About Me

I am passionate about Science, Education and Environmental Protection. For my PhD, I study Computational Geometry and Topology with broader interests in Theoretical Computer Science.

Selected Publications

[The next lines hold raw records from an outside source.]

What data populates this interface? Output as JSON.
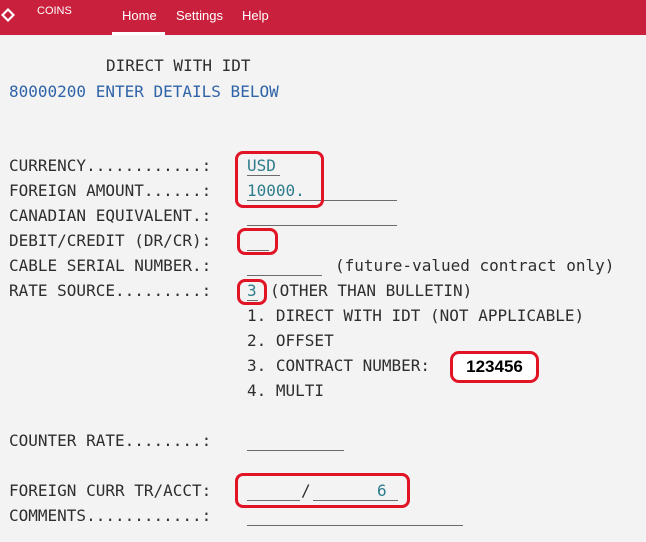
{
  "app": {
    "brand": "COINS"
  },
  "nav": {
    "home": "Home",
    "settings": "Settings",
    "help": "Help"
  },
  "screen": {
    "title": "DIRECT WITH IDT",
    "message": "80000200 ENTER DETAILS BELOW"
  },
  "fields": {
    "currency_label": "CURRENCY............:",
    "currency_value": "USD",
    "foreign_amount_label": "FOREIGN AMOUNT......:",
    "foreign_amount_value": "10000.",
    "canadian_equivalent_label": "CANADIAN EQUIVALENT.:",
    "debit_credit_label": "DEBIT/CREDIT (DR/CR):",
    "cable_serial_label": "CABLE SERIAL NUMBER.:",
    "cable_serial_note": "(future-valued contract only)",
    "rate_source_label": "RATE SOURCE.........:",
    "rate_source_value": "3",
    "rate_source_note": "(OTHER THAN BULLETIN)",
    "options": [
      "1. DIRECT WITH IDT (NOT APPLICABLE)",
      "2. OFFSET",
      "3. CONTRACT NUMBER:",
      "4. MULTI"
    ],
    "contract_number": "123456",
    "counter_rate_label": "COUNTER RATE........:",
    "foreign_curr_label": "FOREIGN CURR TR/ACCT:",
    "foreign_curr_separator": "/",
    "foreign_curr_acct_value": "6",
    "comments_label": "COMMENTS............:"
  },
  "colors": {
    "header": "#c9213d",
    "highlight": "#e11426",
    "message": "#2f64a8",
    "input_text": "#2f7d8c"
  }
}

The Inapproximability of Illuminating Polygons by α-Floodlights
A. Saeed, K. Harras, A. Mohamed CCCG'15
Abstract We consider variants of the art gallery problem where guard visibility is limited to a certain angular aperture α. We show that the problem is NP-hard even when guards can be located in the interior of the polygon. We then proceed to prove that both this problem and its vertex variant, where guard placement is restricted to the vertices of the polygon, are APX-hard. We observe that earlier constructions for such results in art gallery problems with 360° guards, usually required them to cover few specific elements. We exploit this by carefully updating the construction to replace 360° guards with α-floodlights. Similar transformations may be applicable to other constructions in traditional art gallery theorems, which is of independent interest. | PDF
2048 Without New Tiles Is Still Hard
A. Acharya, P. Dasler FUN'16
Abstract We study the computational complexity of a variant of the popular 2048 game in which no new tiles are generated after each move. As usual, instances are defined on rectangular boards of arbitrary size. We consider the natural decision problems of achieving a given constant tile value, score or number of moves. We also consider approximating the maximum achievable value for these three objectives. We prove all these problems are NP-hard by a reduction from 3SAT. Furthermore, we consider potential extensions of these results to a similar variant of the Threes! game. To this end, we report on a peculiar motion pattern, that is not possible in 2048, which we found much harder to control by similar board designs. | PDF | Play!
A Constrained Resampling Strategy for Mesh Improvement
A. Hassen, A. Rushdi, S. Mitchell, J. Owens, M. Ebeida SGP'17
Abstract In many geometry processing applications, it is required to improve an initial mesh in terms of multiple quality objectives. Despite the availability of several mesh generation algorithms with provable guarantees, such generated meshes may only satisfy a subset of the objectives. The conflicting nature of such objectives makes it challenging to establish similar guarantees for each combination, e.g., angle bounds and vertex count. In this paper, we describe a versatile strategy for mesh improvement by interpreting quality objectives as spatial constraints on resampling and develop a toolbox of local operators to improve the mesh while preserving desirable properties. Our strategy judiciously combines smoothing and transformation techniques allowing increased flexibility to practically achieve multiple objectives simultaneously. We apply our strategy to both planar and surface meshes demonstrating how to simplify Delaunay meshes while preserving element quality, eliminate all obtuse angles in a complex mesh, and maximize the shortest edge length in a Voronoi tessellation far better than the state-of-the-art. | PDF